The Fresno American Indian Health Project (FAIHP) has been awarded a grant of $1 million over the next five years from the Substance Abuse and Mental Health Services Administration (SAMHSA) for the Native Connections project a cooperative agreement for tribal behavioral health services.
As a member of CCUIH, we are excited to see FAIHP’s capacity to address the mental health and substance abuse needs of its community increase over the course of this grant. This award is not only a boon to FAIHP, but also for the Native American community across the state of California.
This grant will allow FAIHP to implement interventions that directly address suicide ideation and risk among Native American transitional-aged youth in Fresno. The first year of the project will be dedicated to affirming the most appropriate and culturally relevant interventions with the help of the local community, youth and SAMHSA’s Tribal Training and Technical Assistance Center. This will include a system analysis, community needs assessment, and community readiness assessment focused on the needs and experiences of transitional-aged Native American youth in Fresno.
The goals of the project include reducing suicidal behavior among Native youth, reducing the impact of mental health and substance abuse disorders on the community through culturally responsive interventions to respond to the impact of trauma, and to support transitioning youth into adulthood.

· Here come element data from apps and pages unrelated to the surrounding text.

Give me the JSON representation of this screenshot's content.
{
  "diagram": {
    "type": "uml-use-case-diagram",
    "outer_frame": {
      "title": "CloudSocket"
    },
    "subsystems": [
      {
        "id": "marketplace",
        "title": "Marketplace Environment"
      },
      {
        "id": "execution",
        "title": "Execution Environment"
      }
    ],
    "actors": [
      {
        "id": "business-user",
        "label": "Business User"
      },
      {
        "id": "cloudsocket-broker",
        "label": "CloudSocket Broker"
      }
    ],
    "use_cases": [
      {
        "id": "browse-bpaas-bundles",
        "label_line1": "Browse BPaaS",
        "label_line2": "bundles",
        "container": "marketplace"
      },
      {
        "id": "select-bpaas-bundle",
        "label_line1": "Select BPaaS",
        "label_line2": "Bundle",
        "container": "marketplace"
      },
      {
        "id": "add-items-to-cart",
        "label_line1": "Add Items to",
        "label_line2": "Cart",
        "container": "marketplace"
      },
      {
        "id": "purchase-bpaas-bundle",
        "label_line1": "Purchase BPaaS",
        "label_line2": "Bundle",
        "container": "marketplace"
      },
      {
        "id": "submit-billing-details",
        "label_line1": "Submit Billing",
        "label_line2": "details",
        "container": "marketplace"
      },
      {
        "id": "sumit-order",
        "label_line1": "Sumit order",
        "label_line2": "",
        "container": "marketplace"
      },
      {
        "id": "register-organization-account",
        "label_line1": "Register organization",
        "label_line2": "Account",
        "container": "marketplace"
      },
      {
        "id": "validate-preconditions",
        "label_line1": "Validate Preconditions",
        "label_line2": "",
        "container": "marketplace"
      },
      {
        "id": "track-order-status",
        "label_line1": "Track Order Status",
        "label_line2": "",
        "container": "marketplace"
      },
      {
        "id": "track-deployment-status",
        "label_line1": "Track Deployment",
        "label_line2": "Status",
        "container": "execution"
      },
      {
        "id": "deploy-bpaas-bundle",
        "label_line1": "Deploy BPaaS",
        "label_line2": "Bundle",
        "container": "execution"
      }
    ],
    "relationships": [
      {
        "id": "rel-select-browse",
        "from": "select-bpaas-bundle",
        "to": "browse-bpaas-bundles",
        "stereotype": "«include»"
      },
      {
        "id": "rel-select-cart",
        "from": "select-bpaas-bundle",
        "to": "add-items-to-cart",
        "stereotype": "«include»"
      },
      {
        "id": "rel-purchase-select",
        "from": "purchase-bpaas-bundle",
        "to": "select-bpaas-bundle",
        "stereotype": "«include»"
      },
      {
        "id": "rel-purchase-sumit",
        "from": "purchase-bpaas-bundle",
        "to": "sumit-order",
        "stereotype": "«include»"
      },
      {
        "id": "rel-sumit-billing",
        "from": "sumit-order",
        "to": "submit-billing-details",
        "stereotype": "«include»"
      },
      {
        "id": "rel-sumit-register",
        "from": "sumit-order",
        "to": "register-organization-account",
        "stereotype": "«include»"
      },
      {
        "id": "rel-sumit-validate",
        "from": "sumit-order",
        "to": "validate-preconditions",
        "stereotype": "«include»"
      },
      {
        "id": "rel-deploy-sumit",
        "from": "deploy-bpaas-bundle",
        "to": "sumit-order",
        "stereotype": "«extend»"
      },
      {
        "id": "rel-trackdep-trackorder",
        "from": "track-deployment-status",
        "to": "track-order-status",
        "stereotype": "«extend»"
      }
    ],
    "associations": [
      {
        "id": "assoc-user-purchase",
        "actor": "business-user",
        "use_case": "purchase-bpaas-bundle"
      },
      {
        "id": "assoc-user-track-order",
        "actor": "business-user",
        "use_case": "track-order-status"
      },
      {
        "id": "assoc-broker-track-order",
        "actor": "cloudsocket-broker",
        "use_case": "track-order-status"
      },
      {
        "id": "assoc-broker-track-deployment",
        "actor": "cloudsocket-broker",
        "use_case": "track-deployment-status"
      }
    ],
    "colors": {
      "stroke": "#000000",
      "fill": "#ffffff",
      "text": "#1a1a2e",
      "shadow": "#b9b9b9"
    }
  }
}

“Our community advisory board and youth council identified the need for more support for transitional-aged Native American youth and made this a priority for our agency and community in early 2017. I am pleased that we are able to bring more resources to the community to begin to better meet this important need,” Said Jennifer Ruiz, the Chief Executive Officer of FAIHP.